Although both of the artists toned down aspects of their usual styles to inject more dignity into the pieces, both “stressed the importance of creating portraiture of African Americans that will reconfigure the canon and the museum in more inclusive ways,” Kennicott wrote.
Cotter described the former president’s portrait as radiating “gravitas,” portraying America’s first black president as “an alert and troubled thinker” instead of a “self-assured, standard-issue bureaucrat.”
“No smiles, no Mr. Nice Guy. He’s still troubleshooting, still in the game,” Cotter wrote.
Meanwhile, Cotter says, the former first lady emanates a “glam” vibe, with the portrait overemphasizing “an element of couturial spectacle” while also projecting “a rock-solid cool.”

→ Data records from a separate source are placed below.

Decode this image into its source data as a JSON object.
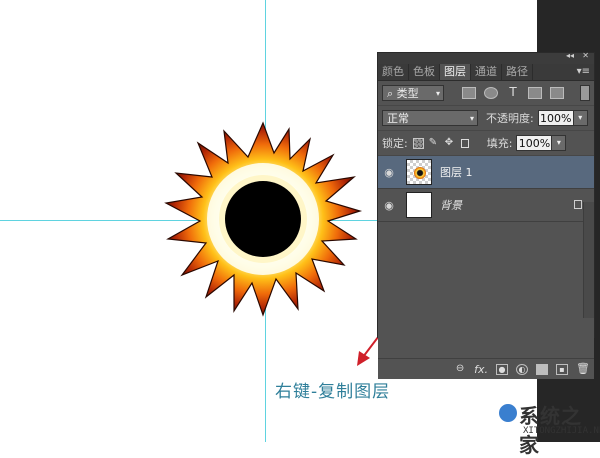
{
  "panel": {
    "tabs": [
      "颜色",
      "色板",
      "图层",
      "通道",
      "路径"
    ],
    "active_tab": "图层",
    "filter_kind": "类型",
    "blend_mode": "正常",
    "opacity_label": "不透明度:",
    "opacity_value": "100%",
    "lock_label": "锁定:",
    "fill_label": "填充:",
    "fill_value": "100%",
    "layers": [
      {
        "name": "图层 1",
        "selected": true
      },
      {
        "name": "背景",
        "locked": true
      }
    ],
    "bottom_icons": [
      "link-icon",
      "fx-icon",
      "mask-icon",
      "adjustment-icon",
      "folder-icon",
      "new-layer-icon",
      "trash-icon"
    ]
  },
  "caption": "右键-复制图层",
  "watermark": {
    "text": "系统之家",
    "url": "XITONGZHIJIA.NET"
  },
  "colors": {
    "guide": "#5fd3e0",
    "caption": "#2f7f9a",
    "arrow": "#d0202a",
    "panel_bg": "#535353",
    "selected_layer": "#58697e"
  }
}
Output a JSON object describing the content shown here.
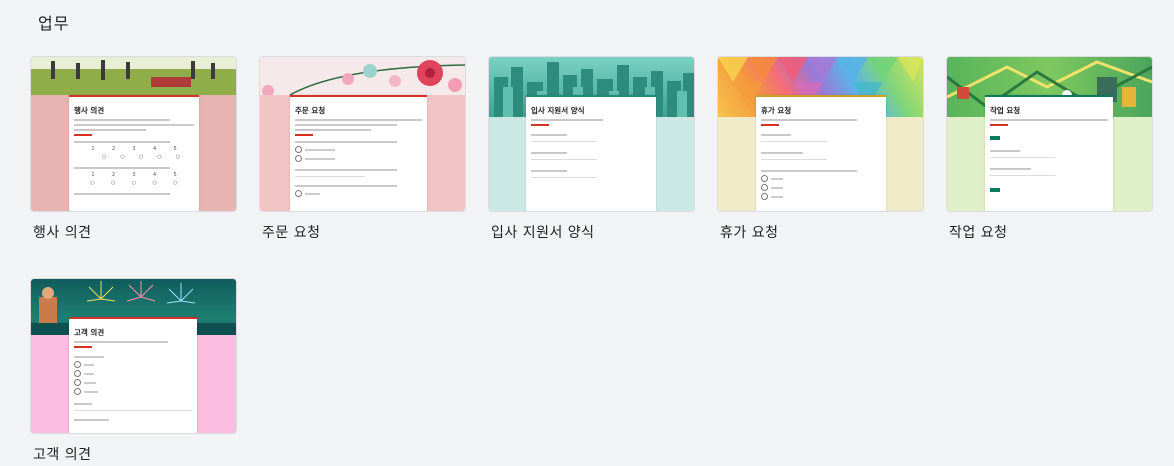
{
  "section": {
    "title": "업무"
  },
  "templates": [
    {
      "label": "행사 의견",
      "form_title": "행사 의견",
      "accent": "#d93025",
      "lower_color": "#e8b4b1",
      "scale_numbers": [
        "1",
        "2",
        "3",
        "4",
        "5"
      ]
    },
    {
      "label": "주문 요청",
      "form_title": "주문 요청",
      "accent": "#d93025",
      "lower_color": "#f2c5c5"
    },
    {
      "label": "입사 지원서 양식",
      "form_title": "입사 지원서 양식",
      "accent": "#1a8f7e",
      "lower_color": "#cbe9e4"
    },
    {
      "label": "휴가 요청",
      "form_title": "휴가 요청",
      "accent": "#c9a227",
      "lower_color": "#f0ebc7"
    },
    {
      "label": "작업 요청",
      "form_title": "작업 요청",
      "accent": "#0b7a5f",
      "lower_color": "#dff0c9"
    },
    {
      "label": "고객 의견",
      "form_title": "고객 의견",
      "accent": "#d93025",
      "lower_color": "#fbbde0"
    }
  ]
}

However, Cotter wrote that he was a bit let down by Sherald’s painting, saying he hoped “a bolder, more incisive image of the strong-voiced person I imagine this former first lady to be.”
For Michelle Obama’s portrait, Kennicott noted that Sherald used a technique she typically employs “to introduce a heightened sense of the surreal.”

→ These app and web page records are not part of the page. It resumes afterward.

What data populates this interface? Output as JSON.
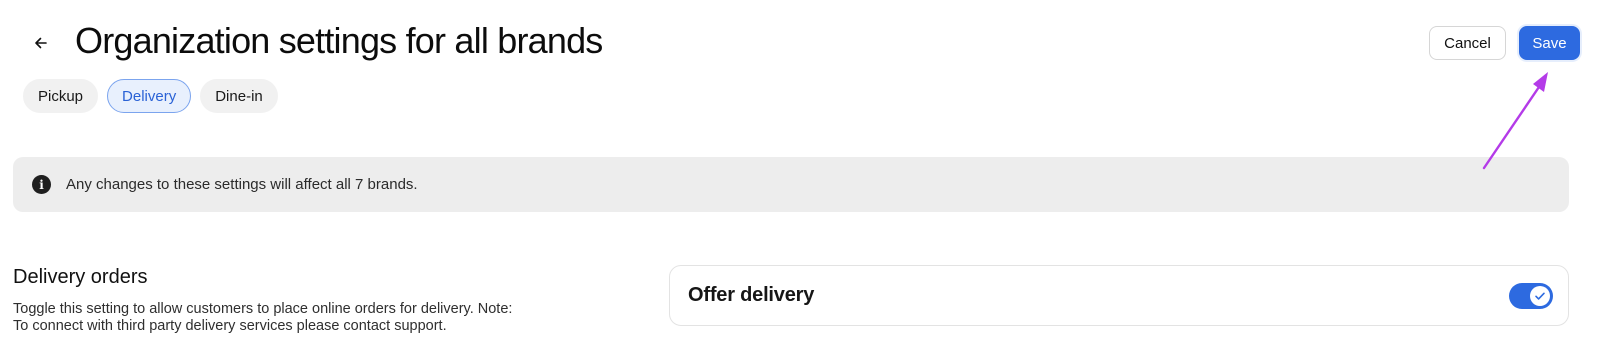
{
  "header": {
    "title": "Organization settings for all brands",
    "back_icon": "arrow-left-icon",
    "cancel_label": "Cancel",
    "save_label": "Save"
  },
  "tabs": [
    {
      "label": "Pickup",
      "active": false
    },
    {
      "label": "Delivery",
      "active": true
    },
    {
      "label": "Dine-in",
      "active": false
    }
  ],
  "banner": {
    "icon": "info-icon",
    "text": "Any changes to these settings will affect all 7 brands."
  },
  "delivery_orders": {
    "title": "Delivery orders",
    "description": "Toggle this setting to allow customers to place online orders for delivery. Note: To connect with third party delivery services please contact support.",
    "offer_delivery": {
      "label": "Offer delivery",
      "enabled": true
    }
  },
  "colors": {
    "accent": "#2d6ae0",
    "annotation": "#b43be8",
    "banner_bg": "#ededed"
  }
}
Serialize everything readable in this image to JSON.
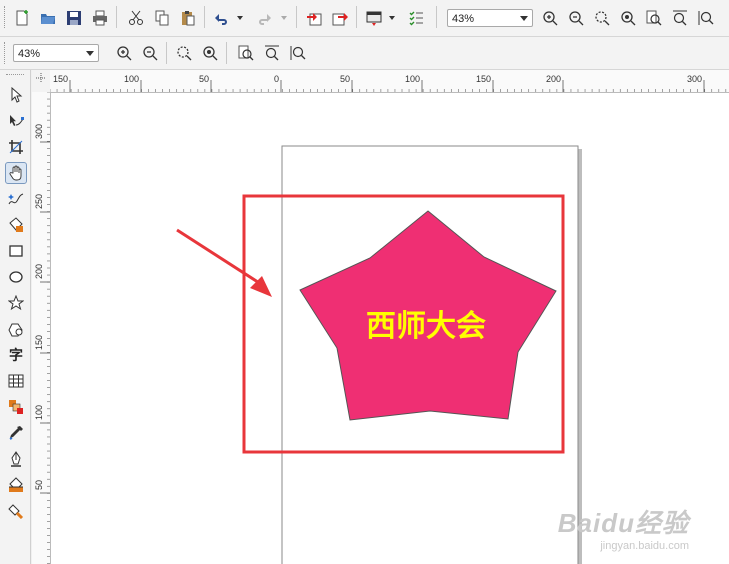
{
  "toolbar_standard": {
    "zoom_value": "43%",
    "icons": [
      "new-icon",
      "open-icon",
      "save-icon",
      "print-icon",
      "cut-icon",
      "copy-icon",
      "paste-icon",
      "undo-icon",
      "redo-icon",
      "import-icon",
      "export-icon",
      "application-launcher-icon",
      "options-icon",
      "zoom-in-icon",
      "zoom-out-icon",
      "zoom-selected-icon",
      "zoom-all-icon",
      "zoom-page-icon",
      "zoom-width-icon",
      "zoom-height-icon"
    ]
  },
  "toolbar_zoom": {
    "zoom_value": "43%"
  },
  "toolbox": {
    "tools": [
      "pick-tool",
      "shape-tool",
      "crop-tool",
      "pan-tool",
      "freehand-tool",
      "smart-fill-tool",
      "rectangle-tool",
      "ellipse-tool",
      "polygon-tool",
      "basic-shapes-tool",
      "text-tool",
      "table-tool",
      "interactive-blend-tool",
      "eyedropper-tool",
      "outline-tool",
      "fill-tool",
      "interactive-fill-tool"
    ],
    "active_tool": "pan-tool",
    "text_tool_glyph": "字"
  },
  "ruler_horizontal": {
    "labels": [
      "150",
      "100",
      "50",
      "0",
      "50",
      "100",
      "150",
      "200",
      "300"
    ]
  },
  "ruler_vertical": {
    "labels": [
      "300",
      "250",
      "200",
      "150",
      "100",
      "50"
    ]
  },
  "document": {
    "shape_text": "西师大会",
    "shape_fill": "#ef2f73",
    "text_color": "#ffff00",
    "highlight_box_color": "#e8363b",
    "arrow_color": "#e8363b"
  },
  "watermark": {
    "brand": "Baidu经验",
    "url": "jingyan.baidu.com"
  }
}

Both critics noted that the dress forms a pyramid-esque visual, but each had their own opinions.
Kennicott wrote that the imagery was done “in a way that suggests a protective carapace, hiding from view the first lady’s body and some of her femininity, which were targets of racist attack during her tenure in the East Wing.”
However, Cotter wrote that the dress “feels as if it were the real subject of the portrait,” and that the visage “could be almost anyone’s face, like a model’s face in a fashion spread.”

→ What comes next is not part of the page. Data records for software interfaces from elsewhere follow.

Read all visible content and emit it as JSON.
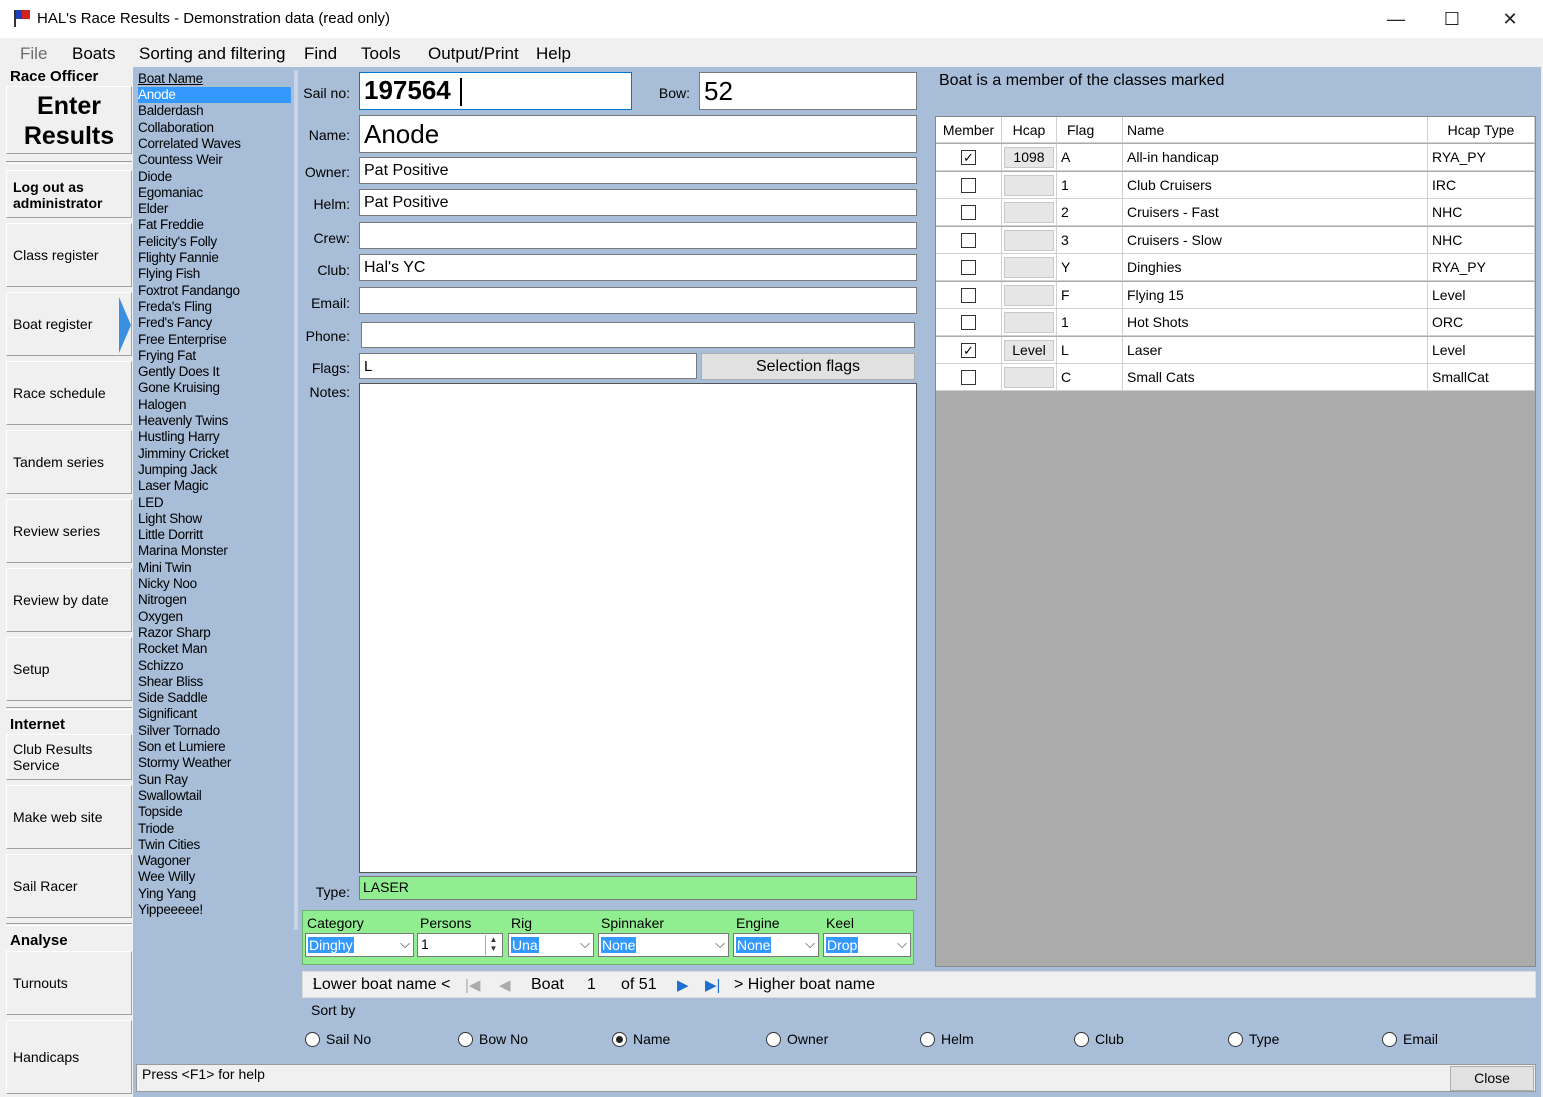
{
  "window": {
    "title": "HAL's Race Results - Demonstration data (read only)",
    "minimize": "—",
    "maximize": "☐",
    "close": "✕"
  },
  "menu": {
    "file": "File",
    "boats": "Boats",
    "sorting": "Sorting and filtering",
    "find": "Find",
    "tools": "Tools",
    "output": "Output/Print",
    "help": "Help"
  },
  "nav": {
    "race_officer": "Race Officer",
    "enter_results_1": "Enter",
    "enter_results_2": "Results",
    "logout_1": "Log out as",
    "logout_2": "administrator",
    "class_register": "Class register",
    "boat_register": "Boat register",
    "race_schedule": "Race schedule",
    "tandem_series": "Tandem series",
    "review_series": "Review series",
    "review_by_date": "Review by date",
    "setup": "Setup",
    "internet": "Internet",
    "club_results_1": "Club Results",
    "club_results_2": "Service",
    "make_web_site": "Make web site",
    "sail_racer": "Sail Racer",
    "analyse": "Analyse",
    "turnouts": "Turnouts",
    "handicaps": "Handicaps"
  },
  "boat_list": {
    "header": "Boat Name",
    "selected": "Anode",
    "items": [
      "Anode",
      "Balderdash",
      "Collaboration",
      "Correlated Waves",
      "Countess Weir",
      "Diode",
      "Egomaniac",
      "Elder",
      "Fat Freddie",
      "Felicity's Folly",
      "Flighty Fannie",
      "Flying Fish",
      "Foxtrot Fandango",
      "Freda's Fling",
      "Fred's Fancy",
      "Free Enterprise",
      "Frying Fat",
      "Gently Does It",
      "Gone Kruising",
      "Halogen",
      "Heavenly Twins",
      "Hustling Harry",
      "Jimminy Cricket",
      "Jumping Jack",
      "Laser Magic",
      "LED",
      "Light Show",
      "Little Dorritt",
      "Marina Monster",
      "Mini Twin",
      "Nicky Noo",
      "Nitrogen",
      "Oxygen",
      "Razor Sharp",
      "Rocket Man",
      "Schizzo",
      "Shear Bliss",
      "Side Saddle",
      "Significant",
      "Silver Tornado",
      "Son et Lumiere",
      "Stormy Weather",
      "Sun Ray",
      "Swallowtail",
      "Topside",
      "Triode",
      "Twin Cities",
      "Wagoner",
      "Wee Willy",
      "Ying Yang",
      "Yippeeeee!"
    ]
  },
  "form": {
    "sail_no_label": "Sail no:",
    "sail_no": "197564",
    "bow_label": "Bow:",
    "bow": "52",
    "name_label": "Name:",
    "name": "Anode",
    "owner_label": "Owner:",
    "owner": "Pat Positive",
    "helm_label": "Helm:",
    "helm": "Pat Positive",
    "crew_label": "Crew:",
    "crew": "",
    "club_label": "Club:",
    "club": "Hal's YC",
    "email_label": "Email:",
    "email": "",
    "phone_label": "Phone:",
    "phone": "",
    "flags_label": "Flags:",
    "flags": "L",
    "selection_flags": "Selection flags",
    "notes_label": "Notes:",
    "notes": "",
    "type_label": "Type:",
    "type": "LASER"
  },
  "type_panel": {
    "category_label": "Category",
    "category": "Dinghy",
    "persons_label": "Persons",
    "persons": "1",
    "rig_label": "Rig",
    "rig": "Una",
    "spinnaker_label": "Spinnaker",
    "spinnaker": "None",
    "engine_label": "Engine",
    "engine": "None",
    "keel_label": "Keel",
    "keel": "Drop"
  },
  "classes": {
    "title": "Boat is a member of the classes marked",
    "headers": {
      "member": "Member",
      "hcap": "Hcap",
      "flag": "Flag",
      "name": "Name",
      "hcap_type": "Hcap Type"
    },
    "rows": [
      {
        "member": true,
        "hcap": "1098",
        "flag": "A",
        "name": "All-in handicap",
        "hcap_type": "RYA_PY"
      },
      {
        "member": false,
        "hcap": "",
        "flag": "1",
        "name": "Club Cruisers",
        "hcap_type": "IRC"
      },
      {
        "member": false,
        "hcap": "",
        "flag": "2",
        "name": "Cruisers - Fast",
        "hcap_type": "NHC"
      },
      {
        "member": false,
        "hcap": "",
        "flag": "3",
        "name": "Cruisers - Slow",
        "hcap_type": "NHC"
      },
      {
        "member": false,
        "hcap": "",
        "flag": "Y",
        "name": "Dinghies",
        "hcap_type": "RYA_PY"
      },
      {
        "member": false,
        "hcap": "",
        "flag": "F",
        "name": "Flying 15",
        "hcap_type": "Level"
      },
      {
        "member": false,
        "hcap": "",
        "flag": "1",
        "name": "Hot Shots",
        "hcap_type": "ORC"
      },
      {
        "member": true,
        "hcap": "Level",
        "flag": "L",
        "name": "Laser",
        "hcap_type": "Level"
      },
      {
        "member": false,
        "hcap": "",
        "flag": "C",
        "name": "Small Cats",
        "hcap_type": "SmallCat"
      }
    ]
  },
  "navigator": {
    "lower": "Lower boat name <",
    "boat_label": "Boat",
    "position": "1",
    "of": "of 51",
    "higher": "> Higher boat name"
  },
  "sort": {
    "label": "Sort by",
    "selected": "Name",
    "options": [
      "Sail No",
      "Bow No",
      "Name",
      "Owner",
      "Helm",
      "Club",
      "Type",
      "Email"
    ]
  },
  "status": {
    "text": "Press <F1> for help",
    "close": "Close"
  }
}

What do the Obamas think?
They may not be art critics, but the Obamas spoke at the unveiling about their experiences sitting for the portraits — and also what they thought about the final result.
The former president said he felt “impatient” while sitting for his portrait, saying that he would get bored and constantly look at his watch.
Obama said Wiley listened carefully to his suggestions — and then ignored most of them. The former president also said he asked for less gray hair and smaller ears, but was promptly denied.
Obama also joked that he knew Wiley was wont to portray his subjects in a regal manner, and that the former president told the artist no scepters or horse-mounted scenes.
“I had to explain that I’ve got enough political problems without you making me look like Napoleon,” he joked at the unveiling.
Barack Obama says Kehinde Wiley's initial impulse was to portray him with scepters and chifforobes. "I had to explain that I've got enough political problems without you making me look like Napoleon. We've got to bring it down just a touch." pic.twitter.com/23t8sm6r60— ABC News Politics (@ABCPolitics) February 12, 2018
But overall, Obama said working with Wiley was “a great joy.”
He also thanked Sherald “for so spectacularly capturing the grace and beauty and intelligence and charm and hotness of the woman that I love.”
Meanwhile, during her speech, the former first lady acknowledged of her portrait, “It’s pretty nice, isn’t it?”
‘‘I am humbled, I am honored, I am proud,’’ Michelle Obama also said. ‘‘Young people, particularly girls and girls of color, in future years they will come to this place and see someone who looks like them hanging on the walls of this incredible institution.’’
Where will this artwork go?
No, these portraits will not be in the White House — a second and different set of portraits of the former first couple will eventually hang there.
However, according to Cotter, Barack Obama’s will be displayed permanently in the National Portrait Gallery’s presidential collection, while his wife’s portrait will hang in a spot dedicated to temporary displays — something he argued against in the #MeToo movement’s era.
“If first men have an acknowledged showcase, first women — ladies or not — should too,” he wrote.
Wire material from the Associated Press and Washington Post was used in this report.